WHAT IS BEING ASKED –
Which of the lines in the data mention the string "text"? List them all.

SOURCE INFORMATION –

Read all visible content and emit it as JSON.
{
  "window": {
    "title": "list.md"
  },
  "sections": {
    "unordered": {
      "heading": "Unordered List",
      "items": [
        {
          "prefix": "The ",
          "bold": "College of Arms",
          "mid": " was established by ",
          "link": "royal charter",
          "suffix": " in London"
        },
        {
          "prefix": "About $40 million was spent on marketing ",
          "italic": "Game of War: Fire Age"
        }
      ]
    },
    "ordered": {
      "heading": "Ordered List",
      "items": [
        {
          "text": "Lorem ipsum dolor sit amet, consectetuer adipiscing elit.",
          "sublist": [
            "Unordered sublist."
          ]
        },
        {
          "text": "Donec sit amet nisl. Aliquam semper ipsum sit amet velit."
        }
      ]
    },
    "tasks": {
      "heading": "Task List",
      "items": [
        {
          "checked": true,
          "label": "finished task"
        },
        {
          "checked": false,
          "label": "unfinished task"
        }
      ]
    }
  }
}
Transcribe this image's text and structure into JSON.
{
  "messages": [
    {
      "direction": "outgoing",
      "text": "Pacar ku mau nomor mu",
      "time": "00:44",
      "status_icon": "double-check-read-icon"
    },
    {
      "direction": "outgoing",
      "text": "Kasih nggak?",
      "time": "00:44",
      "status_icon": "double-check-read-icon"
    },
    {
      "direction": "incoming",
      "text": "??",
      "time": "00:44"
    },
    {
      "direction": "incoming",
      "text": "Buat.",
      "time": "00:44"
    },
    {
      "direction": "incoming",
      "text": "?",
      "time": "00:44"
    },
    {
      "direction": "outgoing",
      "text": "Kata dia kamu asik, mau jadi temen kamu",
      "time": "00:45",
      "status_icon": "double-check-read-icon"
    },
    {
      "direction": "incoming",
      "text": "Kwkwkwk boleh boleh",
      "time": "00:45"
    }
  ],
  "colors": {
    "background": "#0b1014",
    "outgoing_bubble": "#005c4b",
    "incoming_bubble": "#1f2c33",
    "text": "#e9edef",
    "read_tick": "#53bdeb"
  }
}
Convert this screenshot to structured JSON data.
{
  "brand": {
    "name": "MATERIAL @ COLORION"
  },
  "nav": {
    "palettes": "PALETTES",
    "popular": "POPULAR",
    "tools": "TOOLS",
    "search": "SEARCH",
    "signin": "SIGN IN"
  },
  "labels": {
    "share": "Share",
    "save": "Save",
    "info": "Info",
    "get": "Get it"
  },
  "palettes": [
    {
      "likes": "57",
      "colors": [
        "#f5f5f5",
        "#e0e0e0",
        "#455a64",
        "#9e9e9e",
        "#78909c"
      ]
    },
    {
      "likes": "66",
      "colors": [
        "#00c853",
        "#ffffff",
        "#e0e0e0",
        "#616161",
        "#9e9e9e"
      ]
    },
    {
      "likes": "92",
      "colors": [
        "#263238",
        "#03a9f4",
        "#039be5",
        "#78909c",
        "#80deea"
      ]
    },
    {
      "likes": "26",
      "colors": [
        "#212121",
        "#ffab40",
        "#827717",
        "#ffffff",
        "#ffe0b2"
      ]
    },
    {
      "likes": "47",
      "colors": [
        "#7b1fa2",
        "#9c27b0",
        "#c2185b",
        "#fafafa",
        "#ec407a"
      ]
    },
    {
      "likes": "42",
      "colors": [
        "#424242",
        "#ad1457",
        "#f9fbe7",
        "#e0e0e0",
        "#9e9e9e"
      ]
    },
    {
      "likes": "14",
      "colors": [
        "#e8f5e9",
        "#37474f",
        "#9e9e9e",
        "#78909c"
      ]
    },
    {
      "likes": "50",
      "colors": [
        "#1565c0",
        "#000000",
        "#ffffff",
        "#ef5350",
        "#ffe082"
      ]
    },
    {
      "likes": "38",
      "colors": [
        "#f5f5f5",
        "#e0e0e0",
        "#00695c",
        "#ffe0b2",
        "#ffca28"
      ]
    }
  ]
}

ANSWER SPACE –
          "text": "Lorem ipsum dolor sit amet, consectetuer adipiscing elit.",
          "text": "Donec sit amet nisl. Aliquam semper ipsum sit amet velit."
Transcribe this image's text and structure into JSON.
      "text": "Pacar ku mau nomor mu",
      "text": "Kasih nggak?",
      "text": "??",
      "text": "Buat.",
      "text": "?",
      "text": "Kata dia kamu asik, mau jadi temen kamu",
      "text": "Kwkwkwk boleh boleh",
    "text": "#e9edef",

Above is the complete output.